One thing about cats, if you have a typical human lifespan and your norm is to have 3 cats in the house, you will repeatedly experience their mortality, which is not pleasant (although the journey is still very much worth it as a whole).
Today Ursula died of kidney disease. There's an element of relief to this, because for the last few days we had been operating a hospice. It was horrible to see how gaunt and skeletal she looked, and how inert she was becoming. By the last few days (though not before that) her quality of life appeared clearly to be approaching zero. But at least we had 9 good years with her first.
She first got kidney disease, from an infection, about 2 years ago. She was briefly at death's door, but we got her restored with antibiotics, IV fluid for a week, etc. Then she was fine for a while, until a more recent stint at the vet at which it became obvious that her time was growing short. But she still had a couple of good months after we took her back home - although I don't think she much enjoyed the water shots that we gave her nightly. Finally in the last couple of weeks she sank fast. She stopped eating a few days ago, stopped using the stairs shortly after that, and today, I suppose mercifully, her body completed its shutdown.
An extremely sweet-tempered animal, known (among other monickers) as Ursee, the Lovely One, Ursulina, Princesska, and the Little Gal. Spirited although small, and the much larger Seymour (who is a peace-lover) would let her shove past him to eat at his food bowl. She didn't much like people whom she didn't know, but when she decided you were OK, you would feel really honored by her trust, affection, and regard. Not much for being picked up, but she loved being petted while on the ground, and would purr loudly (as well as fluttering) and groom you back, at least if you were on her Special Friends list. I often used to say that I wished I could get her to write me a letter of recommendation that I could present to other cats, stating "This one's OK," as I knew that was how she felt. She was also a very clever little gal - remarkably astute, for example, in divining when we were planning to pack her up for an unwanted ride in the car.

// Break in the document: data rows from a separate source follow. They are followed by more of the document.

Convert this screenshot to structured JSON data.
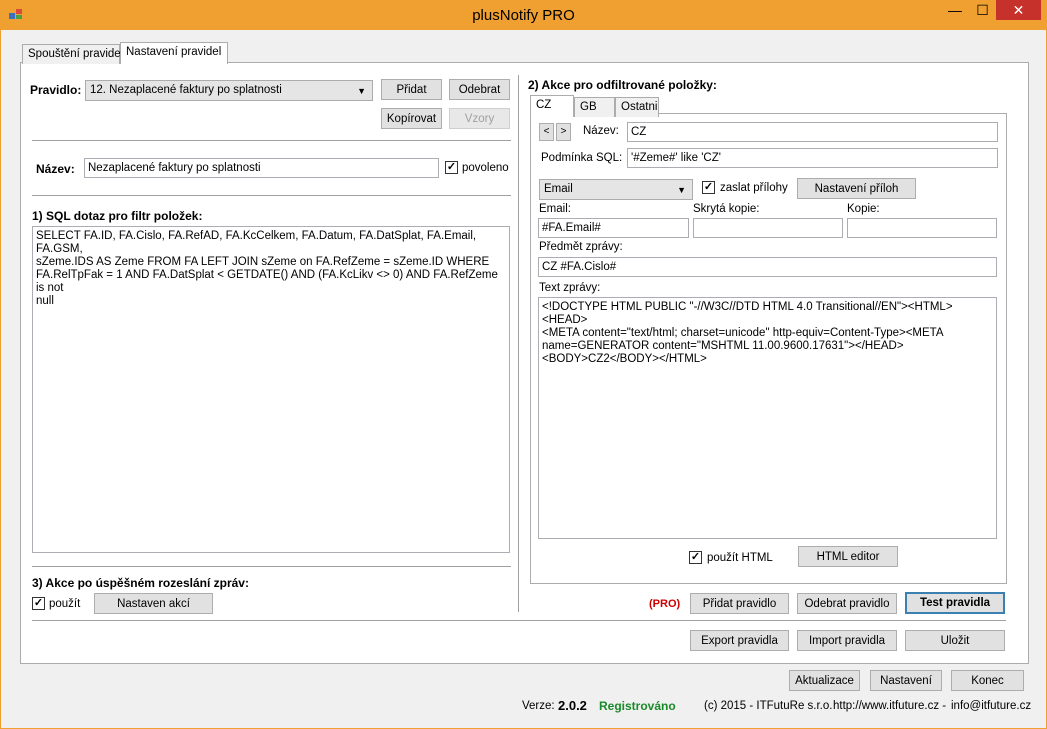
{
  "window": {
    "title": "plusNotify PRO",
    "minimize": "—",
    "maximize": "☐",
    "close": "✕"
  },
  "main_tabs": [
    {
      "label": "Spouštění pravidel"
    },
    {
      "label": "Nastavení pravidel"
    }
  ],
  "rule": {
    "label": "Pravidlo:",
    "selected": "12. Nezaplacené faktury po splatnosti",
    "add": "Přidat",
    "remove": "Odebrat",
    "copy": "Kopírovat",
    "templates": "Vzory"
  },
  "name": {
    "label": "Název:",
    "value": "Nezaplacené faktury po splatnosti",
    "enabled_label": "povoleno",
    "check": "✓"
  },
  "sql": {
    "heading": "1) SQL dotaz pro filtr položek:",
    "query": "SELECT FA.ID, FA.Cislo, FA.RefAD, FA.KcCelkem, FA.Datum, FA.DatSplat, FA.Email, FA.GSM,\nsZeme.IDS AS Zeme FROM FA LEFT JOIN sZeme on FA.RefZeme = sZeme.ID WHERE\nFA.RelTpFak = 1 AND FA.DatSplat < GETDATE() AND (FA.KcLikv <> 0) AND FA.RefZeme is not\nnull"
  },
  "after_send": {
    "heading": "3) Akce po úspěšném rozeslání zpráv:",
    "use_label": "použít",
    "settings_button": "Nastaven akcí"
  },
  "actions": {
    "heading": "2) Akce pro odfiltrované položky:",
    "tabs": [
      {
        "label": "CZ"
      },
      {
        "label": "GB"
      },
      {
        "label": "Ostatni"
      }
    ],
    "prev": "<",
    "next": ">",
    "name_label": "Název:",
    "name_value": "CZ",
    "condition_label": "Podmínka SQL:",
    "condition_value": "'#Zeme#' like 'CZ'",
    "channel": "Email",
    "attach_label": "zaslat přílohy",
    "attach_settings": "Nastavení příloh",
    "email_label": "Email:",
    "email_value": "#FA.Email#",
    "bcc_label": "Skrytá kopie:",
    "bcc_value": "",
    "cc_label": "Kopie:",
    "cc_value": "",
    "subject_label": "Předmět zprávy:",
    "subject_value": "CZ #FA.Cislo#",
    "body_label": "Text zprávy:",
    "body_value": "<!DOCTYPE HTML PUBLIC \"-//W3C//DTD HTML 4.0 Transitional//EN\"><HTML><HEAD>\n<META content=\"text/html; charset=unicode\" http-equiv=Content-Type><META\nname=GENERATOR content=\"MSHTML 11.00.9600.17631\"></HEAD>\n<BODY>CZ2</BODY></HTML>",
    "html_label": "použít HTML",
    "html_editor": "HTML editor"
  },
  "rule_buttons": {
    "pro": "(PRO)",
    "add_rule": "Přidat pravidlo",
    "remove_rule": "Odebrat pravidlo",
    "test_rule": "Test pravidla",
    "export": "Export pravidla",
    "import": "Import pravidla",
    "save": "Uložit"
  },
  "footer": {
    "update": "Aktualizace",
    "settings": "Nastavení",
    "exit": "Konec",
    "version_label": "Verze:",
    "version": "2.0.2",
    "registered": "Registrováno",
    "copyright": "(c) 2015 - ITFutuRe s.r.o.",
    "web": "http://www.itfuture.cz -",
    "email": "info@itfuture.cz"
  },
  "colors": {
    "titlebar": "#f0a030",
    "close": "#c7312b",
    "registered": "#1a8a2a",
    "pro": "#cc0000"
  }
}
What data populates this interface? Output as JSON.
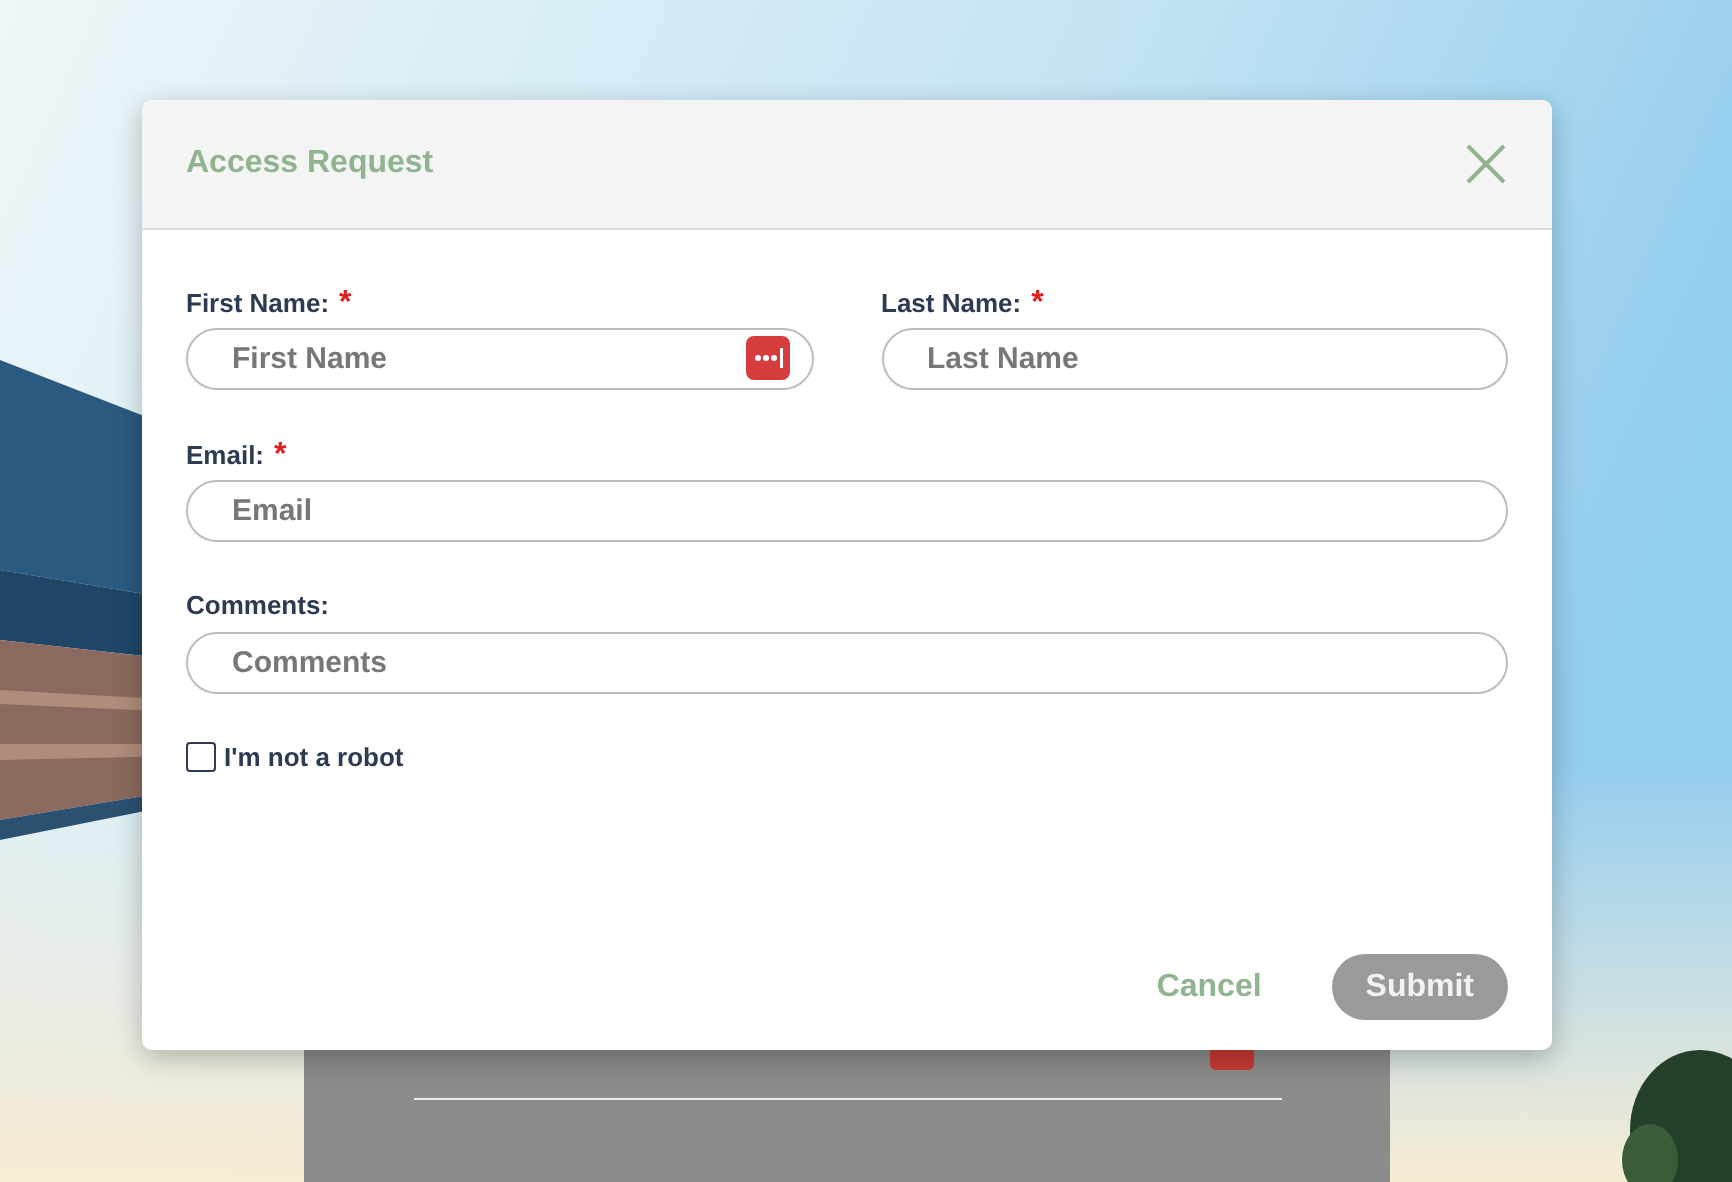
{
  "dialog": {
    "title": "Access Request",
    "rows": [
      [
        {
          "label": "First Name:",
          "required_mark": "*",
          "placeholder": "First Name",
          "password_manager_icon": true
        },
        {
          "label": "Last Name:",
          "required_mark": "*",
          "placeholder": "Last Name",
          "password_manager_icon": false
        }
      ],
      [
        {
          "label": "Email:",
          "required_mark": "*",
          "placeholder": "Email",
          "password_manager_icon": false
        }
      ],
      [
        {
          "label": "Comments:",
          "placeholder": "Comments",
          "password_manager_icon": false
        }
      ]
    ],
    "checkbox": {
      "label": "I'm not a robot",
      "checked": false
    },
    "buttons": [
      {
        "label": "Cancel",
        "kind": "text",
        "disabled": false
      },
      {
        "label": "Submit",
        "kind": "filled",
        "disabled": true
      }
    ]
  }
}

Look at the markings. She had great stripes. We adopted her at a shelter, ostensibly as just another brown tabby, but she was a dead ringer for a breed we saw in a book, called the Wild Abyssinian. Very smooth and silky soft fur. So long as you were not a mouse, she was a friend worth making and cherishing.